EXERCISE REQUIREMENTS —
Here are some records; quote them exactly, leaving out the pictures.
-------------------------
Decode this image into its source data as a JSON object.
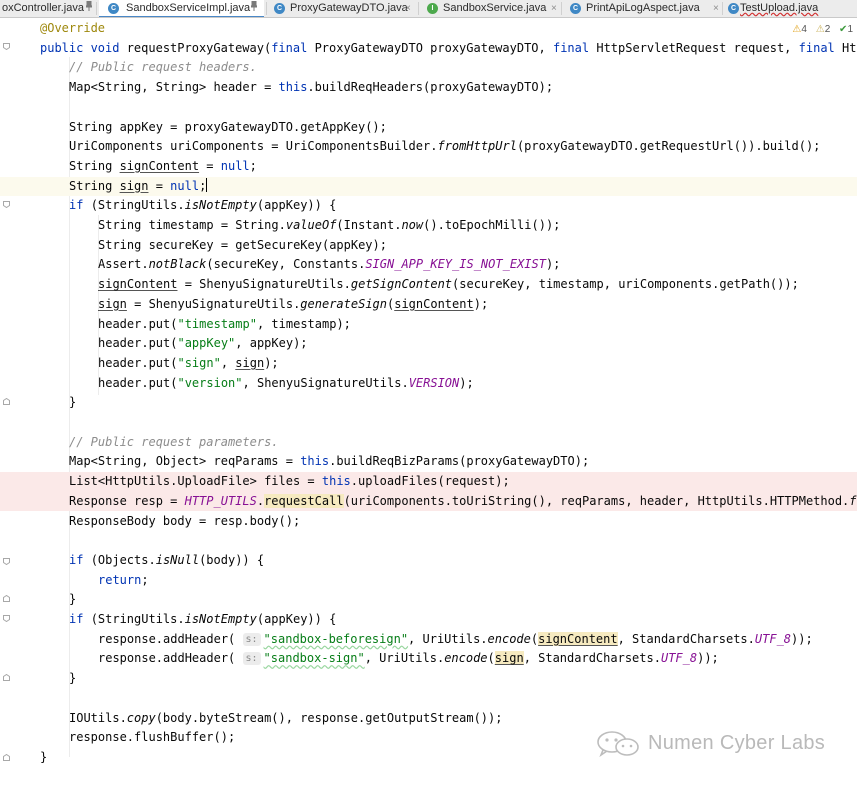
{
  "tabs": [
    {
      "label": "oxController.java",
      "icon": "",
      "icon_color": "",
      "active": false,
      "pinned": true,
      "extra": ""
    },
    {
      "label": "SandboxServiceImpl.java",
      "icon": "C",
      "icon_color": "#3f88c5",
      "active": true,
      "pinned": true,
      "extra": ""
    },
    {
      "label": "ProxyGatewayDTO.java",
      "icon": "C",
      "icon_color": "#3f88c5",
      "active": false,
      "pinned": false,
      "extra": "×"
    },
    {
      "label": "SandboxService.java",
      "icon": "I",
      "icon_color": "#4da94d",
      "active": false,
      "pinned": false,
      "extra": "×"
    },
    {
      "label": "PrintApiLogAspect.java",
      "icon": "C",
      "icon_color": "#3f88c5",
      "active": false,
      "pinned": false,
      "extra": "×"
    },
    {
      "label": "TestUpload.java",
      "icon": "C",
      "icon_color": "#3f88c5",
      "active": false,
      "pinned": false,
      "extra": ""
    }
  ],
  "inspections": {
    "warnings": "4",
    "weak_warnings": "2",
    "ok": "1"
  },
  "code": {
    "l01": {
      "ann": "@Override"
    },
    "l02": {
      "kw1": "public void ",
      "a": "requestProxyGateway(",
      "kw2": "final ",
      "b": "ProxyGatewayDTO proxyGatewayDTO, ",
      "kw3": "final ",
      "c": "HttpServletRequest request, ",
      "kw4": "final ",
      "d": "Htt"
    },
    "l03": {
      "cm": "// Public request headers."
    },
    "l04": {
      "a": "Map<String, String> header = ",
      "kw": "this",
      "b": ".buildReqHeaders(proxyGatewayDTO);"
    },
    "l06": {
      "a": "String appKey = proxyGatewayDTO.getAppKey();"
    },
    "l07": {
      "a": "UriComponents uriComponents = UriComponentsBuilder.",
      "sm": "fromHttpUrl",
      "b": "(proxyGatewayDTO.getRequestUrl()).build();"
    },
    "l08": {
      "a": "String ",
      "ul": "signContent",
      "b": " = ",
      "kw": "null",
      "c": ";"
    },
    "l09": {
      "a": "String ",
      "ul": "sign",
      "b": " = ",
      "kw": "null",
      "c": ";"
    },
    "l10": {
      "kw": "if ",
      "a": "(StringUtils.",
      "sm": "isNotEmpty",
      "b": "(appKey)) {"
    },
    "l11": {
      "a": "String timestamp = String.",
      "sm": "valueOf",
      "b": "(Instant.",
      "sm2": "now",
      "c": "().toEpochMilli());"
    },
    "l12": {
      "a": "String secureKey = getSecureKey(appKey);"
    },
    "l13": {
      "a": "Assert.",
      "sm": "notBlack",
      "b": "(secureKey, Constants.",
      "cst": "SIGN_APP_KEY_IS_NOT_EXIST",
      "c": ");"
    },
    "l14": {
      "ul": "signContent",
      "a": " = ShenyuSignatureUtils.",
      "sm": "getSignContent",
      "b": "(secureKey, timestamp, uriComponents.getPath());"
    },
    "l15": {
      "ul": "sign",
      "a": " = ShenyuSignatureUtils.",
      "sm": "generateSign",
      "b": "(",
      "ul2": "signContent",
      "c": ");"
    },
    "l16": {
      "a": "header.put(",
      "str": "\"timestamp\"",
      "b": ", timestamp);"
    },
    "l17": {
      "a": "header.put(",
      "str": "\"appKey\"",
      "b": ", appKey);"
    },
    "l18": {
      "a": "header.put(",
      "str": "\"sign\"",
      "b": ", ",
      "ul": "sign",
      "c": ");"
    },
    "l19": {
      "a": "header.put(",
      "str": "\"version\"",
      "b": ", ShenyuSignatureUtils.",
      "cst": "VERSION",
      "c": ");"
    },
    "l20": {
      "a": "}"
    },
    "l22": {
      "cm": "// Public request parameters."
    },
    "l23": {
      "a": "Map<String, Object> reqParams = ",
      "kw": "this",
      "b": ".buildReqBizParams(proxyGatewayDTO);"
    },
    "l24": {
      "a": "List<HttpUtils.UploadFile> files = ",
      "kw": "this",
      "b": ".uploadFiles(request);"
    },
    "l25": {
      "a": "Response resp = ",
      "cst": "HTTP_UTILS",
      "b": ".",
      "hl": "requestCall",
      "c": "(uriComponents.toUriString(), reqParams, header, HttpUtils.HTTPMethod.",
      "sm": "fr"
    },
    "l26": {
      "a": "ResponseBody body = resp.body();"
    },
    "l28": {
      "kw": "if ",
      "a": "(Objects.",
      "sm": "isNull",
      "b": "(body)) {"
    },
    "l29": {
      "kw": "return",
      "a": ";"
    },
    "l30": {
      "a": "}"
    },
    "l31": {
      "kw": "if ",
      "a": "(StringUtils.",
      "sm": "isNotEmpty",
      "b": "(appKey)) {"
    },
    "l32": {
      "a": "response.addHeader( ",
      "hint": "s:",
      "str": "\"sandbox-beforesign\"",
      "b": ", UriUtils.",
      "sm": "encode",
      "c": "(",
      "hl": "signContent",
      "d": ", StandardCharsets.",
      "cst": "UTF_8",
      "e": "));"
    },
    "l33": {
      "a": "response.addHeader( ",
      "hint": "s:",
      "str": "\"sandbox-sign\"",
      "b": ", UriUtils.",
      "sm": "encode",
      "c": "(",
      "hl": "sign",
      "d": ", StandardCharsets.",
      "cst": "UTF_8",
      "e": "));"
    },
    "l34": {
      "a": "}"
    },
    "l36": {
      "a": "IOUtils.",
      "sm": "copy",
      "b": "(body.byteStream(), response.getOutputStream());"
    },
    "l37": {
      "a": "response.flushBuffer();"
    },
    "l38": {
      "a": "}"
    }
  },
  "watermark": {
    "text": "Numen Cyber Labs"
  }
}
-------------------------
FINAL ANSWER —
Decode this image into its source data as a JSON object.
{
  "tabs": [
    {
      "label": "oxController.java",
      "icon": "",
      "icon_color": "",
      "active": false,
      "pinned": true,
      "extra": ""
    },
    {
      "label": "SandboxServiceImpl.java",
      "icon": "C",
      "icon_color": "#3f88c5",
      "active": true,
      "pinned": true,
      "extra": ""
    },
    {
      "label": "ProxyGatewayDTO.java",
      "icon": "C",
      "icon_color": "#3f88c5",
      "active": false,
      "pinned": false,
      "extra": "×"
    },
    {
      "label": "SandboxService.java",
      "icon": "I",
      "icon_color": "#4da94d",
      "active": false,
      "pinned": false,
      "extra": "×"
    },
    {
      "label": "PrintApiLogAspect.java",
      "icon": "C",
      "icon_color": "#3f88c5",
      "active": false,
      "pinned": false,
      "extra": "×"
    },
    {
      "label": "TestUpload.java",
      "icon": "C",
      "icon_color": "#3f88c5",
      "active": false,
      "pinned": false,
      "extra": ""
    }
  ],
  "inspections": {
    "warnings": "4",
    "weak_warnings": "2",
    "ok": "1"
  },
  "code": {
    "l01": {
      "ann": "@Override"
    },
    "l02": {
      "kw1": "public void ",
      "a": "requestProxyGateway(",
      "kw2": "final ",
      "b": "ProxyGatewayDTO proxyGatewayDTO, ",
      "kw3": "final ",
      "c": "HttpServletRequest request, ",
      "kw4": "final ",
      "d": "Htt"
    },
    "l03": {
      "cm": "// Public request headers."
    },
    "l04": {
      "a": "Map<String, String> header = ",
      "kw": "this",
      "b": ".buildReqHeaders(proxyGatewayDTO);"
    },
    "l06": {
      "a": "String appKey = proxyGatewayDTO.getAppKey();"
    },
    "l07": {
      "a": "UriComponents uriComponents = UriComponentsBuilder.",
      "sm": "fromHttpUrl",
      "b": "(proxyGatewayDTO.getRequestUrl()).build();"
    },
    "l08": {
      "a": "String ",
      "ul": "signContent",
      "b": " = ",
      "kw": "null",
      "c": ";"
    },
    "l09": {
      "a": "String ",
      "ul": "sign",
      "b": " = ",
      "kw": "null",
      "c": ";"
    },
    "l10": {
      "kw": "if ",
      "a": "(StringUtils.",
      "sm": "isNotEmpty",
      "b": "(appKey)) {"
    },
    "l11": {
      "a": "String timestamp = String.",
      "sm": "valueOf",
      "b": "(Instant.",
      "sm2": "now",
      "c": "().toEpochMilli());"
    },
    "l12": {
      "a": "String secureKey = getSecureKey(appKey);"
    },
    "l13": {
      "a": "Assert.",
      "sm": "notBlack",
      "b": "(secureKey, Constants.",
      "cst": "SIGN_APP_KEY_IS_NOT_EXIST",
      "c": ");"
    },
    "l14": {
      "ul": "signContent",
      "a": " = ShenyuSignatureUtils.",
      "sm": "getSignContent",
      "b": "(secureKey, timestamp, uriComponents.getPath());"
    },
    "l15": {
      "ul": "sign",
      "a": " = ShenyuSignatureUtils.",
      "sm": "generateSign",
      "b": "(",
      "ul2": "signContent",
      "c": ");"
    },
    "l16": {
      "a": "header.put(",
      "str": "\"timestamp\"",
      "b": ", timestamp);"
    },
    "l17": {
      "a": "header.put(",
      "str": "\"appKey\"",
      "b": ", appKey);"
    },
    "l18": {
      "a": "header.put(",
      "str": "\"sign\"",
      "b": ", ",
      "ul": "sign",
      "c": ");"
    },
    "l19": {
      "a": "header.put(",
      "str": "\"version\"",
      "b": ", ShenyuSignatureUtils.",
      "cst": "VERSION",
      "c": ");"
    },
    "l20": {
      "a": "}"
    },
    "l22": {
      "cm": "// Public request parameters."
    },
    "l23": {
      "a": "Map<String, Object> reqParams = ",
      "kw": "this",
      "b": ".buildReqBizParams(proxyGatewayDTO);"
    },
    "l24": {
      "a": "List<HttpUtils.UploadFile> files = ",
      "kw": "this",
      "b": ".uploadFiles(request);"
    },
    "l25": {
      "a": "Response resp = ",
      "cst": "HTTP_UTILS",
      "b": ".",
      "hl": "requestCall",
      "c": "(uriComponents.toUriString(), reqParams, header, HttpUtils.HTTPMethod.",
      "sm": "fr"
    },
    "l26": {
      "a": "ResponseBody body = resp.body();"
    },
    "l28": {
      "kw": "if ",
      "a": "(Objects.",
      "sm": "isNull",
      "b": "(body)) {"
    },
    "l29": {
      "kw": "return",
      "a": ";"
    },
    "l30": {
      "a": "}"
    },
    "l31": {
      "kw": "if ",
      "a": "(StringUtils.",
      "sm": "isNotEmpty",
      "b": "(appKey)) {"
    },
    "l32": {
      "a": "response.addHeader( ",
      "hint": "s:",
      "str": "\"sandbox-beforesign\"",
      "b": ", UriUtils.",
      "sm": "encode",
      "c": "(",
      "hl": "signContent",
      "d": ", StandardCharsets.",
      "cst": "UTF_8",
      "e": "));"
    },
    "l33": {
      "a": "response.addHeader( ",
      "hint": "s:",
      "str": "\"sandbox-sign\"",
      "b": ", UriUtils.",
      "sm": "encode",
      "c": "(",
      "hl": "sign",
      "d": ", StandardCharsets.",
      "cst": "UTF_8",
      "e": "));"
    },
    "l34": {
      "a": "}"
    },
    "l36": {
      "a": "IOUtils.",
      "sm": "copy",
      "b": "(body.byteStream(), response.getOutputStream());"
    },
    "l37": {
      "a": "response.flushBuffer();"
    },
    "l38": {
      "a": "}"
    }
  },
  "watermark": {
    "text": "Numen Cyber Labs"
  }
}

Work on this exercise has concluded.